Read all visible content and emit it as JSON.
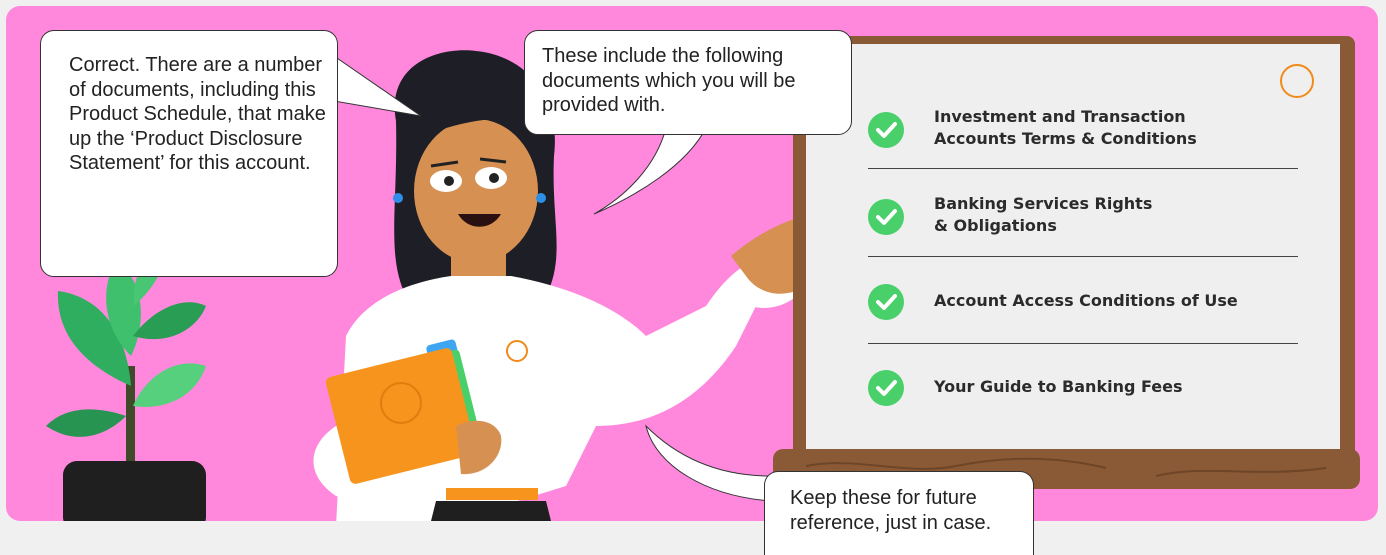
{
  "bubbles": {
    "intro": "Correct. There are a number of documents, including this Product Schedule, that make up the ‘Product Disclosure Statement’ for this account.",
    "documents_intro": "These include the following documents which you will be provided with.",
    "reminder": "Keep these for future reference, just in case."
  },
  "documents": [
    {
      "label": "Investment and Transaction\nAccounts Terms & Conditions",
      "icon": "check-icon"
    },
    {
      "label": "Banking Services Rights\n& Obligations",
      "icon": "check-icon"
    },
    {
      "label": "Account Access Conditions of Use",
      "icon": "check-icon"
    },
    {
      "label": "Your Guide to Banking Fees",
      "icon": "check-icon"
    }
  ],
  "colors": {
    "background": "#ff88dd",
    "board_frame": "#8a5a36",
    "board_surface": "#efefef",
    "check": "#49d06a",
    "brand": "#f08a1a",
    "folder": "#f7941d"
  }
}
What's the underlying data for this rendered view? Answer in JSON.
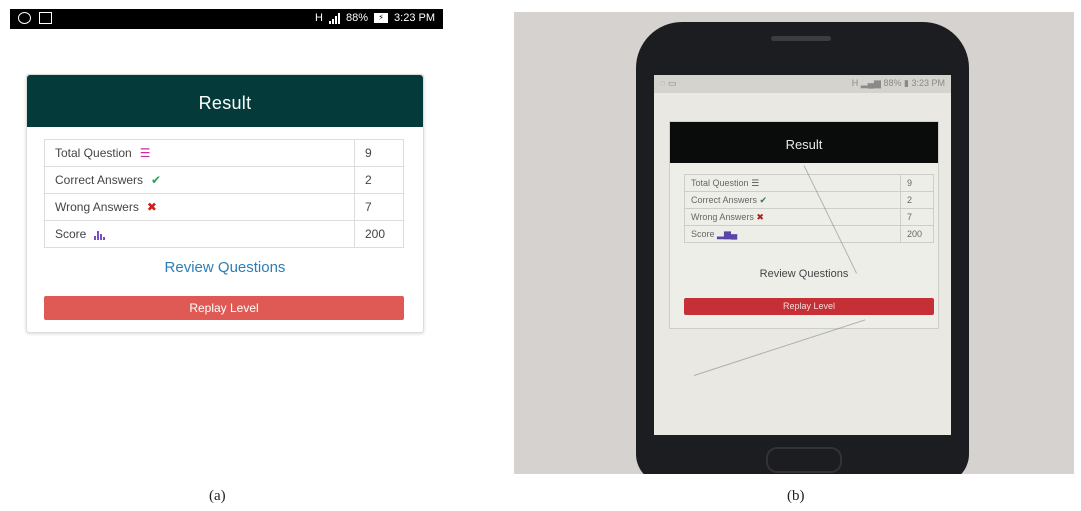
{
  "status_bar": {
    "time": "3:23 PM",
    "battery": "88%",
    "network": "H"
  },
  "result": {
    "title": "Result",
    "rows": [
      {
        "label": "Total Question",
        "icon": "list-icon",
        "value": "9"
      },
      {
        "label": "Correct Answers",
        "icon": "check-icon",
        "value": "2"
      },
      {
        "label": "Wrong Answers",
        "icon": "cross-icon",
        "value": "7"
      },
      {
        "label": "Score",
        "icon": "bar-chart-icon",
        "value": "200"
      }
    ],
    "review_link": "Review Questions",
    "replay_button": "Replay Level"
  },
  "captions": {
    "a": "(a)",
    "b": "(b)"
  },
  "colors": {
    "header": "#043a3a",
    "replay": "#df5a55",
    "link": "#2e7db6",
    "check": "#2e9e54",
    "cross": "#cc1f1f",
    "list": "#c2309b",
    "chart": "#7b4bc4"
  }
}
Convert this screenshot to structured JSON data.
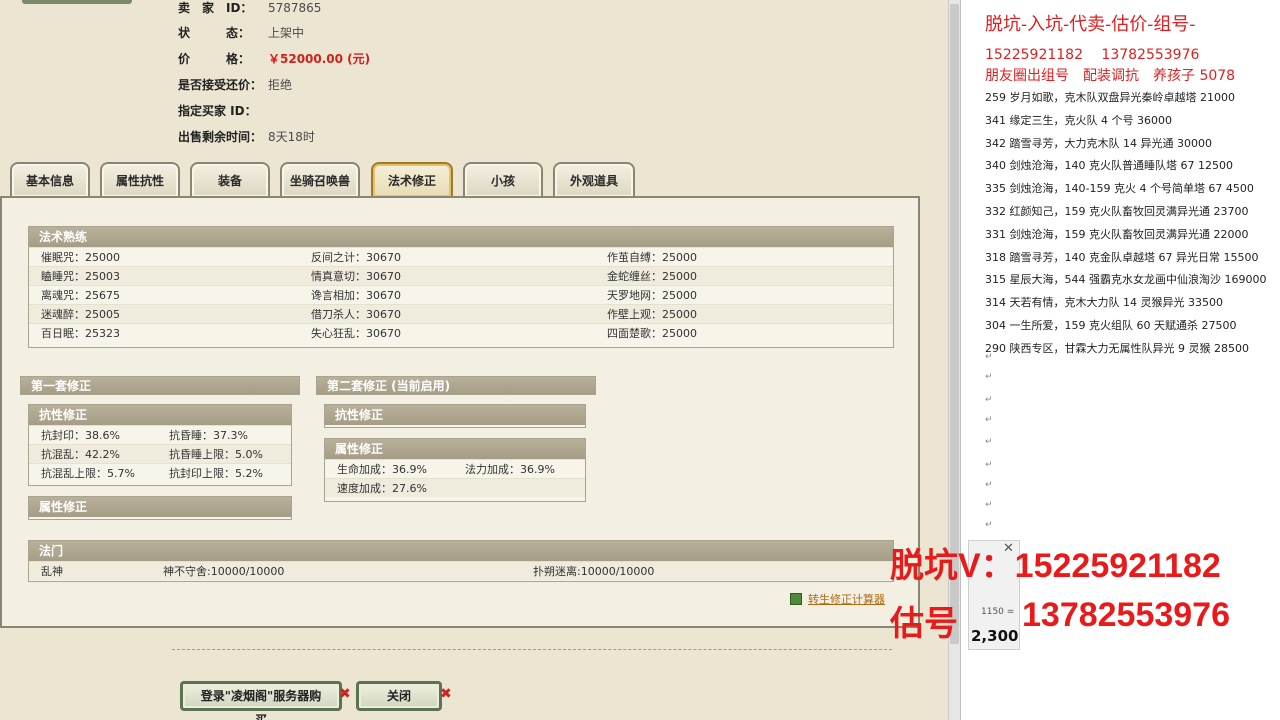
{
  "listing": {
    "seller_label": "卖　家　ID：",
    "seller_value": "5787865",
    "status_label": "状　　　态：",
    "status_value": "上架中",
    "price_label": "价　　　格：",
    "price_value": "￥52000.00 (元)",
    "counter_label": "是否接受还价：",
    "counter_value": "拒绝",
    "buyer_label": "指定买家 ID：",
    "buyer_value": "",
    "time_label": "出售剩余时间：",
    "time_value": "8天18时"
  },
  "tabs": [
    "基本信息",
    "属性抗性",
    "装备",
    "坐骑召唤兽",
    "法术修正",
    "小孩",
    "外观道具"
  ],
  "active_tab": 4,
  "spell_mastery": {
    "title": "法术熟练",
    "rows": [
      [
        "催眠咒：25000",
        "反间之计：30670",
        "作茧自缚：25000"
      ],
      [
        "瞌睡咒：25003",
        "情真意切：30670",
        "金蛇缠丝：25000"
      ],
      [
        "离魂咒：25675",
        "谗言相加：30670",
        "天罗地网：25000"
      ],
      [
        "迷魂醉：25005",
        "借刀杀人：30670",
        "作壁上观：25000"
      ],
      [
        "百日眠：25323",
        "失心狂乱：30670",
        "四面楚歌：25000"
      ]
    ]
  },
  "set1": {
    "title": "第一套修正",
    "resist_title": "抗性修正",
    "resist_rows": [
      [
        "抗封印：38.6%",
        "抗昏睡：37.3%"
      ],
      [
        "抗混乱：42.2%",
        "抗昏睡上限：5.0%"
      ],
      [
        "抗混乱上限：5.7%",
        "抗封印上限：5.2%"
      ]
    ],
    "attr_title": "属性修正"
  },
  "set2": {
    "title": "第二套修正 (当前启用)",
    "resist_title": "抗性修正",
    "attr_title": "属性修正",
    "attr_rows": [
      [
        "生命加成：36.9%",
        "法力加成：36.9%"
      ],
      [
        "速度加成：27.6%",
        ""
      ]
    ]
  },
  "fa_men": {
    "title": "法门",
    "row": [
      "乱神",
      "神不守舍:10000/10000",
      "扑朔迷离:10000/10000"
    ]
  },
  "calc_link": "转生修正计算器",
  "buttons": {
    "login_buy": "登录\"凌烟阁\"服务器购买",
    "close": "关闭",
    "x_mark": "✖"
  },
  "doc": {
    "heading": "脱坑-入坑-代卖-估价-组号-",
    "phones": "15225921182　 13782553976",
    "line3": "朋友圈出组号　配装调抗　养孩子 5078",
    "items": [
      "259 岁月如歌，克木队双盘异光秦岭卓越塔 21000",
      "341 缘定三生，克火队 4 个号 36000",
      "342 踏雪寻芳，大力克木队 14 异光通 30000",
      "340 剑烛沧海，140 克火队普通睡队塔 67  12500",
      "335 剑烛沧海，140-159 克火 4 个号简单塔 67  4500",
      "332 红颜知己，159 克火队畜牧回灵满异光通 23700",
      "331 剑烛沧海，159 克火队畜牧回灵满异光通 22000",
      "318 踏雪寻芳，140 克金队卓越塔 67 异光日常 15500",
      "315 星辰大海，544 强霸克水女龙画中仙浪淘沙 169000",
      "314 天若有情，克木大力队 14 灵猴异光 33500",
      "304 一生所爱，159 克火组队 60 天赋通杀 27500",
      "290 陕西专区，甘霖大力无属性队异光 9 灵猴 28500"
    ],
    "para_mark": "↵"
  },
  "overlay": {
    "line1": "脱坑V：15225921182",
    "line2_label": "估号",
    "line2_num": "13782553976"
  },
  "calc_popup": {
    "expr": "1150 =",
    "result": "2,300",
    "close": "✕"
  },
  "colors": {
    "accent_red": "#e81a1a",
    "price_red": "#d0201c",
    "header_tan": "#a59d86"
  }
}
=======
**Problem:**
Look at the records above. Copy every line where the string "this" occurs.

**Task result:**
    "intro": "Correct. There are a number of documents, including this Product Schedule, that make up the ‘Product Disclosure Statement’ for this account.",
What's the underlying data for this rendered view? Answer in JSON.
Convert this screenshot to structured JSON data.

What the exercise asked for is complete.